“It’s not affecting his functioning, though." I say. "He does P.E. He fences on Saturday mornings. He plays tennis on Tuesday after school.”

“Right,” says the doctor.

"And I know it's not perfect," I go on, "but hasn't the bone managed to sort of heal itself?"

"Er, um, yes," says the doctor.

“And,” I continue, “I don’t think I’d want him to go through an operation and have the bone re-broken if it’s not really necessary, not if it’s just for cosmetic reasons. I think I’d rather he just had the lump and learnt to live with it.” I turn to Youngest. “Wouldn’t you rather just have the lump and learn to live with it?" 

“What?” says Youngest, obviously not listening.

“I’m saying,” I say, “I don’t really want you to have an operation unless it’s really necessary.”

“Oh!’ says, Youngest, “Right. No.” And he shakes his head, vigorously.

I turn back to the doctor. “Because here’s what I’m thinking,” I say, "why have this scan at all?”

“Er,” says the doctor, fiddling with the notes on the desk in front of him.

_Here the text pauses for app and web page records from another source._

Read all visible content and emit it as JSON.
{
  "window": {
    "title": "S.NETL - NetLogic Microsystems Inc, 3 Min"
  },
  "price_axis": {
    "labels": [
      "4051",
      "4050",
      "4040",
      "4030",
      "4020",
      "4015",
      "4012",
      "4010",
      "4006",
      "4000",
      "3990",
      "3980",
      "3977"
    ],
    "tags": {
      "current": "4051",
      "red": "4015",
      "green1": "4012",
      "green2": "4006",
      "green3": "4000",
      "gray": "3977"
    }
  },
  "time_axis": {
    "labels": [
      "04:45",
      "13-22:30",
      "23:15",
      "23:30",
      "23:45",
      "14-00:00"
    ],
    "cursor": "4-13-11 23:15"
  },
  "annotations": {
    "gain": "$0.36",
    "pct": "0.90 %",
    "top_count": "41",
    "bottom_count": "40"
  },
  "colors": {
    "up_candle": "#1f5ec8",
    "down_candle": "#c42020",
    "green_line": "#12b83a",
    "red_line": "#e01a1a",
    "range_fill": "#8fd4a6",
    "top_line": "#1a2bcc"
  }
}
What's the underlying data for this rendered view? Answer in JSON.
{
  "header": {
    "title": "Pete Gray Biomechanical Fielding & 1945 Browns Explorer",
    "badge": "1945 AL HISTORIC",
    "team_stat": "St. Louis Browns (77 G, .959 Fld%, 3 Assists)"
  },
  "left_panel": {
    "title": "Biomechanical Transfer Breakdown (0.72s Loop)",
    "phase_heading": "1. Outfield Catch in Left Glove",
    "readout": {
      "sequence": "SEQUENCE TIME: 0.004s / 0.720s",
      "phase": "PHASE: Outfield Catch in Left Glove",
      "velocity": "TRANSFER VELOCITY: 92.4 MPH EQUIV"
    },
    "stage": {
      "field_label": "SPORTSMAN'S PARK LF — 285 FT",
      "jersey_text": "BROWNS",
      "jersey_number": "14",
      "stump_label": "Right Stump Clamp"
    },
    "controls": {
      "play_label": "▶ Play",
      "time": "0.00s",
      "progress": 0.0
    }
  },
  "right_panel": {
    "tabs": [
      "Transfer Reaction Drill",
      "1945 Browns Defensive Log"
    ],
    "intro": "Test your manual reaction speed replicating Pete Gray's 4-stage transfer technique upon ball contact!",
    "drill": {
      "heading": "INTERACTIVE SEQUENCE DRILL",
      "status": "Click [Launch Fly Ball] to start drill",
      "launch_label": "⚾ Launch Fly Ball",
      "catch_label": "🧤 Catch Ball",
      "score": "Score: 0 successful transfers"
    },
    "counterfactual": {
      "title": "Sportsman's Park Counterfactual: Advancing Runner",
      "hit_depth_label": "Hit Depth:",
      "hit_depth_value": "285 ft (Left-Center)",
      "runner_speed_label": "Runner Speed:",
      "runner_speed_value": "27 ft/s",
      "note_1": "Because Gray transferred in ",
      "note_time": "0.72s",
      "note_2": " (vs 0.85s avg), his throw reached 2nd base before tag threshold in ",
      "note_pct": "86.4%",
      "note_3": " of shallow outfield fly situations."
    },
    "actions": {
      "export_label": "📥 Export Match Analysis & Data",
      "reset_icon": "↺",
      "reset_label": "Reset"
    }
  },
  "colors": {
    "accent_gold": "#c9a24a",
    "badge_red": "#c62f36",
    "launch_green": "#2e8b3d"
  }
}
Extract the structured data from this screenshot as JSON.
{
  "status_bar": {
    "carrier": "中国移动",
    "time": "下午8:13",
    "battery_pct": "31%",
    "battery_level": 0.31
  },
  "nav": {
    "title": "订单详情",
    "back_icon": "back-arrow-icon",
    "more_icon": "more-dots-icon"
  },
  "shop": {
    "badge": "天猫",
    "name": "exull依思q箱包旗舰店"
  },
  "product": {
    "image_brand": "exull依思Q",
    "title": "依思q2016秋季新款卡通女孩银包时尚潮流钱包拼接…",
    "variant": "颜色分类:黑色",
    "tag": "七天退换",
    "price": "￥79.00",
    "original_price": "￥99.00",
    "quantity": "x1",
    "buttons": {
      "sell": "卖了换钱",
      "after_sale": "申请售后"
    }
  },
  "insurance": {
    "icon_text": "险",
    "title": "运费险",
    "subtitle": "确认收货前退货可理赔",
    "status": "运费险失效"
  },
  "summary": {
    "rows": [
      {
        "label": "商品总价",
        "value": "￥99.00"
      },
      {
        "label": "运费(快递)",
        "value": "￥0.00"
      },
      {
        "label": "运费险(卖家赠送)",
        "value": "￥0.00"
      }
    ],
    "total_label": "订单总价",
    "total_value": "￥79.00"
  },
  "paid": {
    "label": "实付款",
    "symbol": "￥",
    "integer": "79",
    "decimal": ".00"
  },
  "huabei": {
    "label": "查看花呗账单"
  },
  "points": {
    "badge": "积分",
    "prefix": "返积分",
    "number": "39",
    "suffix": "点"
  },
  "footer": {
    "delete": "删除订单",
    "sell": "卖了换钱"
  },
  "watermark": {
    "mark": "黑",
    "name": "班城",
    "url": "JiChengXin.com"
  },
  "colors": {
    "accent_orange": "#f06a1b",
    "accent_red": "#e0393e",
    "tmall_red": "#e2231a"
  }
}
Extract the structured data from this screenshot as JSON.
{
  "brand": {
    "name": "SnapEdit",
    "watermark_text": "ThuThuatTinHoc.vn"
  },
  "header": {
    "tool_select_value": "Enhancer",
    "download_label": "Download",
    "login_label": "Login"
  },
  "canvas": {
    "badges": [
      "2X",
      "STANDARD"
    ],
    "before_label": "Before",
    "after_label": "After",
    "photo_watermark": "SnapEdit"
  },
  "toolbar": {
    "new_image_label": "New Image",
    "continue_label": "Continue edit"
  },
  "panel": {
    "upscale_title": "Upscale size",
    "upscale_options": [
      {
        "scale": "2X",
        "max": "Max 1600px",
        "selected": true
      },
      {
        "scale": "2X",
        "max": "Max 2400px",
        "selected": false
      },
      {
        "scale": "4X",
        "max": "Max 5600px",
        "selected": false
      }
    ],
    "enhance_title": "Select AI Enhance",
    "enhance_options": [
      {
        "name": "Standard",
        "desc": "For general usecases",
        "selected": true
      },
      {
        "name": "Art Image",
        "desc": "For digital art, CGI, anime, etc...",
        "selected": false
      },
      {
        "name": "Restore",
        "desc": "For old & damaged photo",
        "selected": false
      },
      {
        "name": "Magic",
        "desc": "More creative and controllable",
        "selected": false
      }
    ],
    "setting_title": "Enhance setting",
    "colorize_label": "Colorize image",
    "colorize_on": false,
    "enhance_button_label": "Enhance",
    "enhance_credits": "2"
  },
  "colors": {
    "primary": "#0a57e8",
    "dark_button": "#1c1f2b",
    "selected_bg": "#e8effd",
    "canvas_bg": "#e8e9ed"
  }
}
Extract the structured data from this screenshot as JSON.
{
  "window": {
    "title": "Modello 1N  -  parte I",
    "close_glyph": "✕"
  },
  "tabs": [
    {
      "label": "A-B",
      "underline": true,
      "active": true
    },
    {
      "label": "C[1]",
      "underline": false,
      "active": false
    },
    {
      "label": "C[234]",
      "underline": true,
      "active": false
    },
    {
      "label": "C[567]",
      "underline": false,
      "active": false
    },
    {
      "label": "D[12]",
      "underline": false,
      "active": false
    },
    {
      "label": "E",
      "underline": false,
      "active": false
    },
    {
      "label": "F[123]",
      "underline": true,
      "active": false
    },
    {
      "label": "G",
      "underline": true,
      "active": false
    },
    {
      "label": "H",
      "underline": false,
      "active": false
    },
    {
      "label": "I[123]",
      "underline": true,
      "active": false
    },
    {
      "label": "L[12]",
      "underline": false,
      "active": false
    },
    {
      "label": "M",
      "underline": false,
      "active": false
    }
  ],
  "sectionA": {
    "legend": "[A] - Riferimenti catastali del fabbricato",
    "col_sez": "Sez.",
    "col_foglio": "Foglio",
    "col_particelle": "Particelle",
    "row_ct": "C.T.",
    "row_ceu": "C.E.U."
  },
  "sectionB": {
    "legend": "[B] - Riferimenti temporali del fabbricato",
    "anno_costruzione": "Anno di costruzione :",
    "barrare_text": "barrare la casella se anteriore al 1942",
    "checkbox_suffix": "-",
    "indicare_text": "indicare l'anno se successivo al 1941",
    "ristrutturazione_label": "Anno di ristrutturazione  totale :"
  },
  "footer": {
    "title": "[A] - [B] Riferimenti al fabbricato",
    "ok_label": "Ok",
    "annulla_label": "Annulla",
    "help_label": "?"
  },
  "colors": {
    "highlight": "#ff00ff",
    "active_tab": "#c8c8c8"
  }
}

“I can see you’re really busy, the whole hospital is full to bursting, and, I mean, you could slot us in to the system and we could come back in a few weeks and wait for an hour, again, and have the scan and establish it’s a non-union fracture or a partial union fracture, or whatever, but if he's not going to have an operation to correct it what's the point?”

“Good point,” says the doctor.

And then I add, “Not that I want to tell you how to do your job or anything.” And I laugh a bit because I realise that's exactly what I'm doing. "Or is there something else it could be? Something more sinister?"

"No," says the doctor.

"There's no possibility," I go on, "that it's something horrible, like a malignant growth or something?" 

"No," says the doctor. "Not growing on the exact spot he broke it. No."

"So." I say.

“Yes," says the doctor. "I think you’re right. I think I’ll discharge him and he can go home and if he’s in pain in the future then take him back to the GP and he could come in and have a scan then. He can always deal with the cosmetic issue later, if he wants to.”

Yes! I think, but I don’t say this.

“Great,” I do say, "because to be honest we'd quite like to get out of here." And then I laugh a bit, nervously, because I realise that sounds a bit rude but fortunately he doesn't take offence he just smiles, again, and then we go home.

Love E x


P.S. No P.S. Except for this: George Galloway… help!